Joe Wertz / StateImpact Oklahoma

Oklahoma Attorney General Scott Pruitt shakes hands at the state capitol after the annual State of the State address.

The U.S. Environmental Protection Agency on Friday officially published its controversial Clean Power Plan — meant to reduce carbon emissions from power plants — and Oklahoma Attorney General Scott Pruitt is already taking the first step toward challenging it in court.

A press release from Pruitt’s office says representatives from Oklahoma were at the U.S. Court of Appeals in Washington, D.C. first thing Friday morning to ask the federal court to review the Clean Power Plan.

In the release, Pruitt says the plan “unlawfully coerces states into shuttering fossil-fuel generated electricity,” and that “Oklahoma is pursuing all available legal options to roll back” what he calls “a financially disastrous” EPA rule.

Pruitt challenging the plan is far from a surprise. Oklahoma had already joined a coalition of 15 states that tried to sue over the plan before it was published in the Federal Register. A judge ruled the effort premature at the time. Gov. Mary Fallin also ordered state agencies not to come up with a compliance plan. If Oklahoma doesn’t come up with its own compliance plan, a federal plan will be put in place.

The Clean Power Plan seeks to reduce carbon emissions by 30 percent nationwide by 2030, mainly through a transition away from coal-based power generation, toward natural gas and renewables.
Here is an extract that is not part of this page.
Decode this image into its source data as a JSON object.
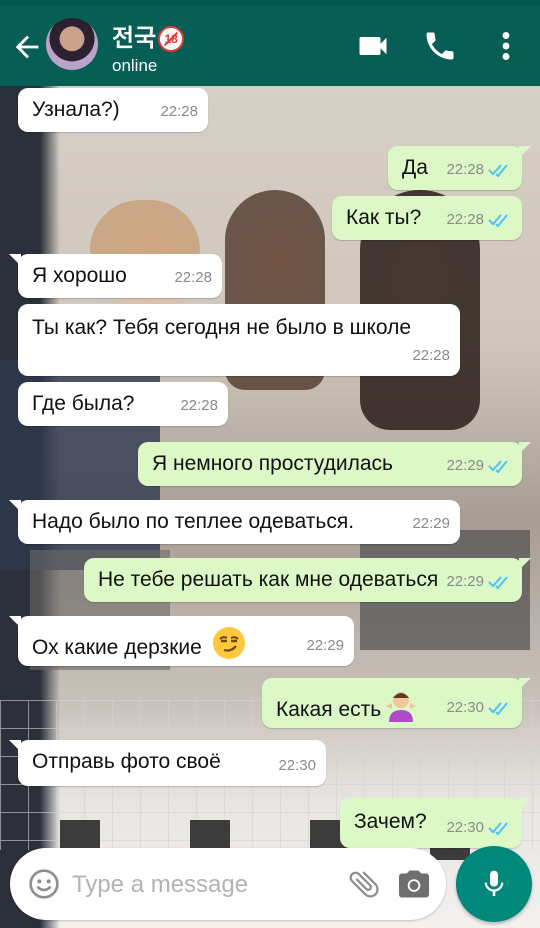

Pruitt has consistently challenged EPA rules since he took office in 2011, with little success. And as StateImpact has reported, Oklahoma’s largest utility companies are already on their way to compliance with the Clean Power Plan, because of earlier EPA rules that are forcing them to move away from coal.

Copyright 2021 StateImpact Oklahoma. To see more, visit StateImpact Oklahoma.